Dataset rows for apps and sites

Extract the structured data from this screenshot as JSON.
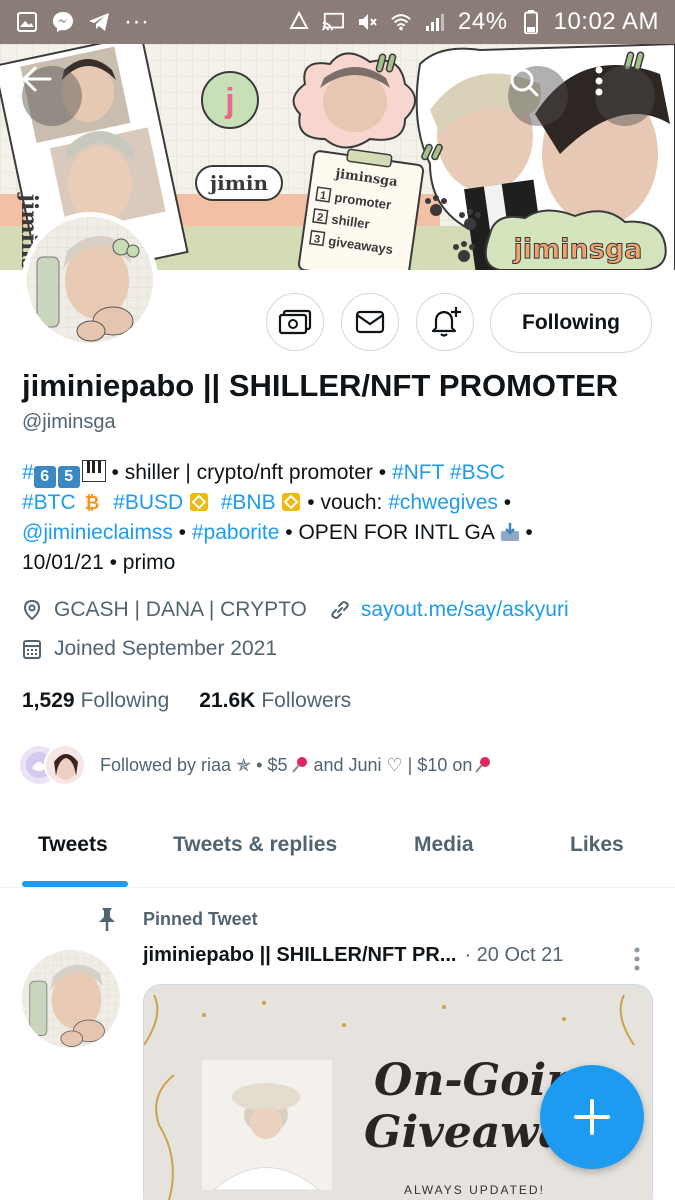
{
  "statusbar": {
    "battery": "24%",
    "time": "10:02 AM",
    "dots": "···"
  },
  "banner": {
    "brand_text": "jiminsga",
    "sticker_name": "jimin",
    "side_text": "jiminsga",
    "clipboard_title": "jiminsga",
    "clipboard_items": [
      {
        "num": "1",
        "text": "promoter"
      },
      {
        "num": "2",
        "text": "shiller"
      },
      {
        "num": "3",
        "text": "giveaways"
      }
    ],
    "circle_letter": "j"
  },
  "profile": {
    "display_name": "jiminiepabo || SHILLER/NFT PROMOTER",
    "handle": "@jiminsga",
    "follow_button": "Following",
    "bio": {
      "line1_num1": "6",
      "line1_num2": "5",
      "line1_text": " • shiller | crypto/nft promoter • ",
      "tag_nft": "#NFT",
      "tag_bsc": "#BSC",
      "tag_btc": "#BTC",
      "tag_busd": "#BUSD",
      "tag_bnb": "#BNB",
      "vouch_text": " • vouch: ",
      "tag_chwegives": "#chwegives",
      "bullet": " •",
      "mention": "@jiminieclaimss",
      "sep": " • ",
      "tag_paborite": "#paborite",
      "open_text": " • OPEN FOR INTL GA ",
      "bullet2": " •",
      "date_text": "10/01/21 • primo"
    },
    "location": "GCASH | DANA | CRYPTO",
    "url": "sayout.me/say/askyuri",
    "joined": "Joined September 2021",
    "following_count": "1,529",
    "following_label": "Following",
    "followers_count": "21.6K",
    "followers_label": "Followers",
    "followed_by": "Followed by riaa ✯ • $5 ",
    "followed_by_2": " and Juni ♡ | $10 on "
  },
  "tabs": [
    {
      "label": "Tweets",
      "active": true
    },
    {
      "label": "Tweets & replies",
      "active": false
    },
    {
      "label": "Media",
      "active": false
    },
    {
      "label": "Likes",
      "active": false
    }
  ],
  "tweet": {
    "pinned_label": "Pinned Tweet",
    "author": "jiminiepabo || SHILLER/NFT PR...",
    "date": "· 20 Oct 21",
    "card_title_1": "On-Goin",
    "card_title_2": "Giveaways",
    "card_subtitle": "ALWAYS UPDATED!"
  },
  "colors": {
    "accent": "#1d9bf0",
    "statusbar": "#8a7d78",
    "text_primary": "#0f1419",
    "text_secondary": "#536471"
  }
}
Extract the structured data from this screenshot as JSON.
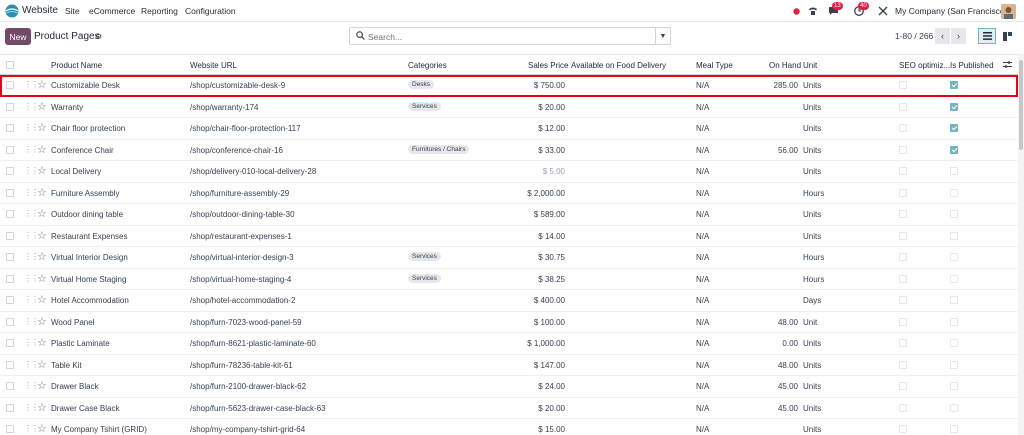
{
  "nav": {
    "app_name": "Website",
    "menu": [
      "Site",
      "eCommerce",
      "Reporting",
      "Configuration"
    ],
    "chat_badge": "13",
    "activity_badge": "40",
    "company": "My Company (San Francisco)"
  },
  "control": {
    "new_label": "New",
    "title": "Product Pages",
    "search_placeholder": "Search...",
    "pager": "1-80 / 266"
  },
  "columns": [
    "Product Name",
    "Website URL",
    "Categories",
    "Sales Price",
    "Available on Food Delivery",
    "Meal Type",
    "On Hand",
    "Unit",
    "SEO optimiz...",
    "Is Published"
  ],
  "rows": [
    {
      "name": "Customizable Desk",
      "url": "/shop/customizable-desk-9",
      "category": "Desks",
      "price": "$ 750.00",
      "meal": "N/A",
      "onhand": "285.00",
      "unit": "Units",
      "published": true,
      "selected": true
    },
    {
      "name": "Warranty",
      "url": "/shop/warranty-174",
      "category": "Services",
      "price": "$ 20.00",
      "meal": "N/A",
      "onhand": "",
      "unit": "Units",
      "published": true
    },
    {
      "name": "Chair floor protection",
      "url": "/shop/chair-floor-protection-117",
      "category": "",
      "price": "$ 12.00",
      "meal": "N/A",
      "onhand": "",
      "unit": "Units",
      "published": true
    },
    {
      "name": "Conference Chair",
      "url": "/shop/conference-chair-16",
      "category": "Furnitures / Chairs",
      "price": "$ 33.00",
      "meal": "N/A",
      "onhand": "56.00",
      "unit": "Units",
      "published": true
    },
    {
      "name": "Local Delivery",
      "url": "/shop/delivery-010-local-delivery-28",
      "category": "",
      "price": "$ 5.00",
      "price_muted": true,
      "meal": "N/A",
      "onhand": "",
      "unit": "Units",
      "published": false
    },
    {
      "name": "Furniture Assembly",
      "url": "/shop/furniture-assembly-29",
      "category": "",
      "price": "$ 2,000.00",
      "meal": "N/A",
      "onhand": "",
      "unit": "Hours",
      "published": false
    },
    {
      "name": "Outdoor dining table",
      "url": "/shop/outdoor-dining-table-30",
      "category": "",
      "price": "$ 589.00",
      "meal": "N/A",
      "onhand": "",
      "unit": "Units",
      "published": false
    },
    {
      "name": "Restaurant Expenses",
      "url": "/shop/restaurant-expenses-1",
      "category": "",
      "price": "$ 14.00",
      "meal": "N/A",
      "onhand": "",
      "unit": "Units",
      "published": false
    },
    {
      "name": "Virtual Interior Design",
      "url": "/shop/virtual-interior-design-3",
      "category": "Services",
      "price": "$ 30.75",
      "meal": "N/A",
      "onhand": "",
      "unit": "Hours",
      "published": false
    },
    {
      "name": "Virtual Home Staging",
      "url": "/shop/virtual-home-staging-4",
      "category": "Services",
      "price": "$ 38.25",
      "meal": "N/A",
      "onhand": "",
      "unit": "Hours",
      "published": false
    },
    {
      "name": "Hotel Accommodation",
      "url": "/shop/hotel-accommodation-2",
      "category": "",
      "price": "$ 400.00",
      "meal": "N/A",
      "onhand": "",
      "unit": "Days",
      "published": false
    },
    {
      "name": "Wood Panel",
      "url": "/shop/furn-7023-wood-panel-59",
      "category": "",
      "price": "$ 100.00",
      "meal": "N/A",
      "onhand": "48.00",
      "unit": "Unit",
      "published": false
    },
    {
      "name": "Plastic Laminate",
      "url": "/shop/furn-8621-plastic-laminate-60",
      "category": "",
      "price": "$ 1,000.00",
      "meal": "N/A",
      "onhand": "0.00",
      "unit": "Units",
      "published": false
    },
    {
      "name": "Table Kit",
      "url": "/shop/furn-78236-table-kit-61",
      "category": "",
      "price": "$ 147.00",
      "meal": "N/A",
      "onhand": "48.00",
      "unit": "Units",
      "published": false
    },
    {
      "name": "Drawer Black",
      "url": "/shop/furn-2100-drawer-black-62",
      "category": "",
      "price": "$ 24.00",
      "meal": "N/A",
      "onhand": "45.00",
      "unit": "Units",
      "published": false
    },
    {
      "name": "Drawer Case Black",
      "url": "/shop/furn-5623-drawer-case-black-63",
      "category": "",
      "price": "$ 20.00",
      "meal": "N/A",
      "onhand": "45.00",
      "unit": "Units",
      "published": false
    },
    {
      "name": "My Company Tshirt (GRID)",
      "url": "/shop/my-company-tshirt-grid-64",
      "category": "",
      "price": "$ 15.00",
      "meal": "N/A",
      "onhand": "",
      "unit": "Units",
      "published": false
    }
  ]
}
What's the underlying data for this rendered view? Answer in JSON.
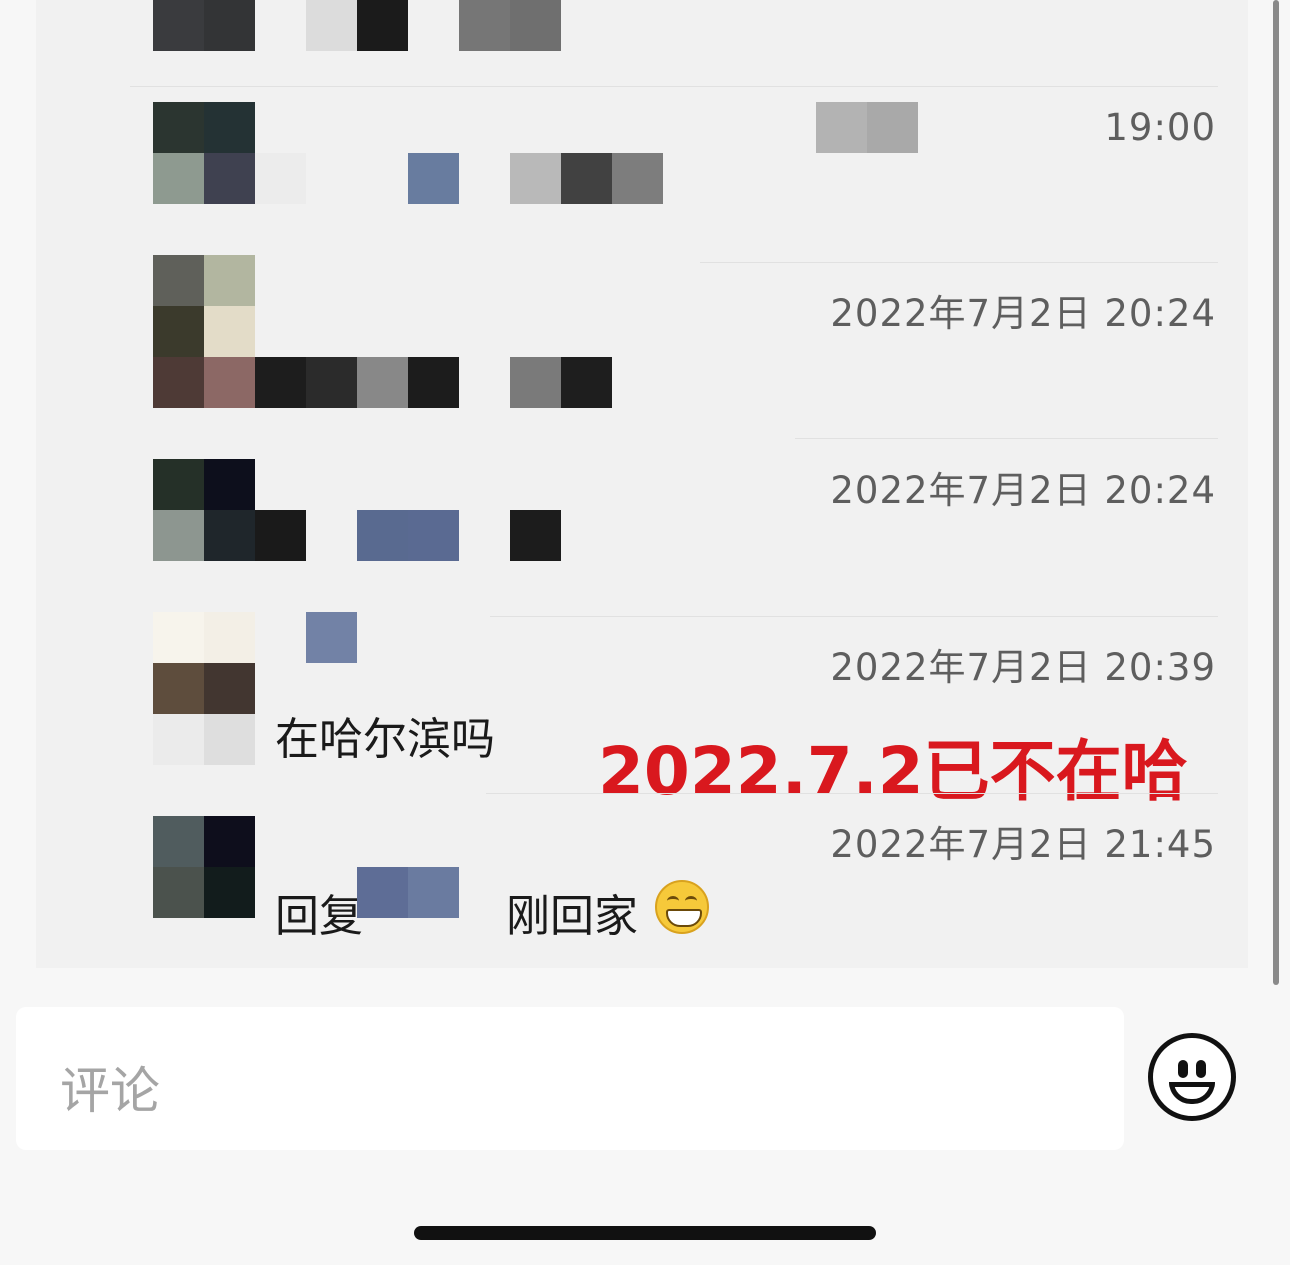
{
  "comments": [
    {
      "timestamp": "19:00"
    },
    {
      "timestamp": "2022年7月2日 20:24"
    },
    {
      "timestamp": "2022年7月2日 20:24"
    },
    {
      "timestamp": "2022年7月2日 20:39",
      "text": "在哈尔滨吗"
    },
    {
      "timestamp": "2022年7月2日 21:45",
      "reply_prefix": "回复",
      "text": "刚回家",
      "emoji": "grinning-emoji"
    }
  ],
  "annotation": "2022.7.2已不在哈",
  "comment_input": {
    "placeholder": "评论"
  },
  "emoji_button": {
    "icon": "smiley-face-icon"
  },
  "colors": {
    "annotation": "#d9181e",
    "background": "#f1f1f1"
  }
}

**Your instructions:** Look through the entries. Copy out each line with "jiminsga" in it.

**Expected output:**
    "brand_text": "jiminsga",
    "side_text": "jiminsga",
    "clipboard_title": "jiminsga",
    "handle": "@jiminsga",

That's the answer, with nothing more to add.